"You have to think that if these people could have had botas that long ago, why not the wheel?"

One more intriguing question among many. And the world awaits answers. In the meantime, Ybargoitia has had another well drilled and no longer has to worry about his "girls" getting water during the dry times. "I was there for every inch they went down, sort of wishing they'd pull up something else, and sort of wishing they wouldn't ... if you know what I mean."

The Nampa Image

The figure discovered on Domingo Ybargoitia's Owyhee sheep ranch is not the first puzzling artifact to come from deep beneath the Idaho surface, nor is it the most mysterious. In the summer of 1889, one H. Grumbling and an assistant were drilling a well near Nampa--at the time, a mere village of 347 people--when it appears they brought up what would prove to be a source of controversy for the next 100-plus years. A local man, M.A. Kurtz, was feeling through the slurry being dredged up by a steam-powered sand pump when he found a one-and-one-half-inch-long relic, fashioned from clay. The hands and feet had broken off, along with most of the right leg, but it was clearly a human figure.

The most remarkable thing about it, though, was the depth from which it came. The digging apparatus at the end of the shaft had reached 320 feet down, below many layers of sand, clay and rock, when it appeared. Coming from that level, the relic would have had to be 1.5 million years old by modern dating standards--1.3 million years older than the earliest sapient humans.

In short order, the relic gained national attention with noted figures at odds over what the find meant. A prominent geologist of the day, G. Frederick Wright (who, for a time, was in possession of the artifact), saw it as proof that Darwin was wrong and the Bible was right. Professor Frederic Putman, curator of the Peabody Museum in Boston, regarded it as evidence of "the great antiquity of man in America," as an ally wrote. John Wesley Powell, a geologist and adventurer, was convinced it was a hoax, despite the fact that several respected early Nampans were present at the time it was found, and they presented sworn testimony that it could not have been planted in any way.

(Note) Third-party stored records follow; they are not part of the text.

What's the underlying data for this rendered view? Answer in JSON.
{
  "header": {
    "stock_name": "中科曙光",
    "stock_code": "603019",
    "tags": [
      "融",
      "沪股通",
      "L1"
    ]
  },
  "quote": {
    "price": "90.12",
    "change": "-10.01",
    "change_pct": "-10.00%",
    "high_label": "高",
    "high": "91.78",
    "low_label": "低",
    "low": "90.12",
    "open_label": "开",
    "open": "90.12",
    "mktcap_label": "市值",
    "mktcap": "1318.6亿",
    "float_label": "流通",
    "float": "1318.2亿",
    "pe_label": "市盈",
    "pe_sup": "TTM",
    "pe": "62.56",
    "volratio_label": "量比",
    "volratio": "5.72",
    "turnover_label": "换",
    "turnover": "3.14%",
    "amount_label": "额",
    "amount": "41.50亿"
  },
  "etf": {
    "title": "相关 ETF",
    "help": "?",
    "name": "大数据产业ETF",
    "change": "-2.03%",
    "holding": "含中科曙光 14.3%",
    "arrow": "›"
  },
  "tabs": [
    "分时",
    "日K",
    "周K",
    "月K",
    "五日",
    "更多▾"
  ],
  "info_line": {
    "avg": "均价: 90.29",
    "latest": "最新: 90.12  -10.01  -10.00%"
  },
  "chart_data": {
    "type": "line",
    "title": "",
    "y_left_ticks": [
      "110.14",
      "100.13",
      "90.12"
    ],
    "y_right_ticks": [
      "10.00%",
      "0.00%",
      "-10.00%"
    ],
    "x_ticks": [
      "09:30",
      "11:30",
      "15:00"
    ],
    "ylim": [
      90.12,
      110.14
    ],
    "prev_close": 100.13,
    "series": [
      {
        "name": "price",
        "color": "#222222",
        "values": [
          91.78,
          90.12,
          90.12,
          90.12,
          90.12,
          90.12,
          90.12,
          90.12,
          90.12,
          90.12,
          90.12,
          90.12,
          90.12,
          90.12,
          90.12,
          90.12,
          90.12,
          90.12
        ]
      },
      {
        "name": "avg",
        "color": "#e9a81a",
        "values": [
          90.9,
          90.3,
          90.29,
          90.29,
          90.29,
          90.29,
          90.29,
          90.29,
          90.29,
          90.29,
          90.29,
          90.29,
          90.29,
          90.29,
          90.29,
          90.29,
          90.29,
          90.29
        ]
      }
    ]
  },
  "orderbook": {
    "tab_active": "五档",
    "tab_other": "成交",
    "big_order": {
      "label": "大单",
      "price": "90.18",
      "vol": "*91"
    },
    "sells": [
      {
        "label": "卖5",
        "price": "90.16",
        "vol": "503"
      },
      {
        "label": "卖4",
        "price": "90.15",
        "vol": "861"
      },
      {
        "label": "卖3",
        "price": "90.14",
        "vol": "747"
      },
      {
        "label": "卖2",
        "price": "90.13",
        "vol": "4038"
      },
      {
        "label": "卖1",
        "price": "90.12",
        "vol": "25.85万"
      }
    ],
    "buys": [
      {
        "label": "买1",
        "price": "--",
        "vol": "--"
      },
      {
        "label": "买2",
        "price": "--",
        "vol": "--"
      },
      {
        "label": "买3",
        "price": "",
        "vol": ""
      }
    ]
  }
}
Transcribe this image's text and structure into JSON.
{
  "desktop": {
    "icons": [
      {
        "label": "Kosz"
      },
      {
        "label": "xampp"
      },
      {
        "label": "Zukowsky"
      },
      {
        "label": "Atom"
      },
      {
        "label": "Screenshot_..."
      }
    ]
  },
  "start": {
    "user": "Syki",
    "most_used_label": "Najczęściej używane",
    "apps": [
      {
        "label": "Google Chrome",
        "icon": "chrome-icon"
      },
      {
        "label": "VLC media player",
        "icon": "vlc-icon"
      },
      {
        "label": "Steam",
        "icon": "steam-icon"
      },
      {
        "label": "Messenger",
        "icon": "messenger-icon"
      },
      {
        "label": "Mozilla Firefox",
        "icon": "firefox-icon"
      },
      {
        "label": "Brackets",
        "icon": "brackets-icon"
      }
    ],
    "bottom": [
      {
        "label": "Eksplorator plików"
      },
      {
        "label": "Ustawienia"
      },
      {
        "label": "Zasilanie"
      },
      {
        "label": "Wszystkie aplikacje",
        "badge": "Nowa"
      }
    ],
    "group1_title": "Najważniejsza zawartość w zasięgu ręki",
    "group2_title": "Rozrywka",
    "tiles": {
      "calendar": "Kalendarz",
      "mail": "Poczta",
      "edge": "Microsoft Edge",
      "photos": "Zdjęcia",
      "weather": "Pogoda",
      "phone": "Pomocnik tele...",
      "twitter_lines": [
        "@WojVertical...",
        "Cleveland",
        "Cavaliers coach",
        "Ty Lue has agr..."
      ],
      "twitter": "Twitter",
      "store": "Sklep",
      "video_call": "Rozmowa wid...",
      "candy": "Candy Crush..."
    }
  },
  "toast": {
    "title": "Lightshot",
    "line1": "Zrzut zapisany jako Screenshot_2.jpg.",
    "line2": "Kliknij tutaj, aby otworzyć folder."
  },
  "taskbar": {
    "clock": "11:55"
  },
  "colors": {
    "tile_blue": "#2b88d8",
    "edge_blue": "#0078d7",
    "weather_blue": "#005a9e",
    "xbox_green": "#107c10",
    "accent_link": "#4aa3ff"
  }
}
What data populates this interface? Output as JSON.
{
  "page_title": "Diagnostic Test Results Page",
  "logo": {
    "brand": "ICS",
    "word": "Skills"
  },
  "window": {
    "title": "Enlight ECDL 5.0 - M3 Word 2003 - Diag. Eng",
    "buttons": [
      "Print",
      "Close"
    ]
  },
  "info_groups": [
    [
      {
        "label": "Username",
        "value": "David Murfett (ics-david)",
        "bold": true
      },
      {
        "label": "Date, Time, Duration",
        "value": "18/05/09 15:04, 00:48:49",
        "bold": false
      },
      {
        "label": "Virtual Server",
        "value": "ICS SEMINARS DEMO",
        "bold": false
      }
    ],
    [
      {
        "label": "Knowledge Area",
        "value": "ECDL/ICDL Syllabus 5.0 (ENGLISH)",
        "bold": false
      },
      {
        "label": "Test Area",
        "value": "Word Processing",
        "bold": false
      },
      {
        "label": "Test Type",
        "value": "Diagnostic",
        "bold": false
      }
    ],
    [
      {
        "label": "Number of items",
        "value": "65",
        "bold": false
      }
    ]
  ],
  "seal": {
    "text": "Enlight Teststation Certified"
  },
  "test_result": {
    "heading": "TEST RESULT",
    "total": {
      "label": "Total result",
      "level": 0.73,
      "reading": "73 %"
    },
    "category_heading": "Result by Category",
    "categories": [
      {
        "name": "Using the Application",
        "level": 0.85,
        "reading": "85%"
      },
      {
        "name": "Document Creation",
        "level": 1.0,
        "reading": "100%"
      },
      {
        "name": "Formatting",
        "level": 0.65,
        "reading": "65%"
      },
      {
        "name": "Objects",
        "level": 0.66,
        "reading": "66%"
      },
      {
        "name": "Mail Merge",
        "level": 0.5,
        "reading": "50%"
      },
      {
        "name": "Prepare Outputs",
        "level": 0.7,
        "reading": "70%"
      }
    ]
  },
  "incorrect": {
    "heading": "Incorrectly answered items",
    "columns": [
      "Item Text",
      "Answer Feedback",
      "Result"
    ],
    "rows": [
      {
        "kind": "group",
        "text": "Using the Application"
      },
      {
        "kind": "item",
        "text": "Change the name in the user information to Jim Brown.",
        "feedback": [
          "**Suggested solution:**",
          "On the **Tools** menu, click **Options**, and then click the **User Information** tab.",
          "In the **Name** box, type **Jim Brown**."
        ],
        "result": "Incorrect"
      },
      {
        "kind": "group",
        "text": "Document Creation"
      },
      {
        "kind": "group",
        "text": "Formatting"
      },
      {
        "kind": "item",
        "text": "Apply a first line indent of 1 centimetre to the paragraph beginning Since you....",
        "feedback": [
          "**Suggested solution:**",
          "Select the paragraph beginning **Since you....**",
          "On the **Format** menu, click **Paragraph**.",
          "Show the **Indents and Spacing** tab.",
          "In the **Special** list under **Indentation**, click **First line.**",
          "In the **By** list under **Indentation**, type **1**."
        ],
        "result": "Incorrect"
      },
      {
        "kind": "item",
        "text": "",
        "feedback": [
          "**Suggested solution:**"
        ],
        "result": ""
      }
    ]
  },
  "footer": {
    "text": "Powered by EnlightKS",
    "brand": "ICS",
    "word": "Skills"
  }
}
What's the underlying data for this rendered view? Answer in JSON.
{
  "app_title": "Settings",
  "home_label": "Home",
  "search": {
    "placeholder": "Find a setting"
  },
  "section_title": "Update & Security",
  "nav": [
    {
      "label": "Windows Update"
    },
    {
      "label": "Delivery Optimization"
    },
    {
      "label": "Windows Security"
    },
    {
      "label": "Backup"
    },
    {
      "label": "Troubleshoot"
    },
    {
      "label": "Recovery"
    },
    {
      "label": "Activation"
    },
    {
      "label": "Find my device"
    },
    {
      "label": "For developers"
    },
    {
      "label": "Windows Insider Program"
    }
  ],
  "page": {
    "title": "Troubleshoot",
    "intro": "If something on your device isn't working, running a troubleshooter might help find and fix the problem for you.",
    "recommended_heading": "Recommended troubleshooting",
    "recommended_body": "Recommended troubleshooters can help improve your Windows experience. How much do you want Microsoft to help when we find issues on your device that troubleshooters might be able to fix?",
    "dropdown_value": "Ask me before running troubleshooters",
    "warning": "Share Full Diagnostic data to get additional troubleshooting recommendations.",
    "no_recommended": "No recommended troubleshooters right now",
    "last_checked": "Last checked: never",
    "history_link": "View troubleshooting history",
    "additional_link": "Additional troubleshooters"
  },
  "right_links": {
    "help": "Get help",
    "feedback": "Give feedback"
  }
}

Today, the "Nampa Image," as it came to be known, is only one of the many aberrant curiosities Young Earth theorists use to argue their case. The artifact lies at rest in the basement of the Idaho Historical Museum in Julia Davis Park, locked away from public view. No definitive or convincing explanation for either its existence or discovery has ever been found.

--Dr. Roberta T. Axidea

Dr. Roberta T. Axidea teaches Comparative Linguistics at Eastern Washington State University. This article appeared originally in the Euskal Herria Journal of Science.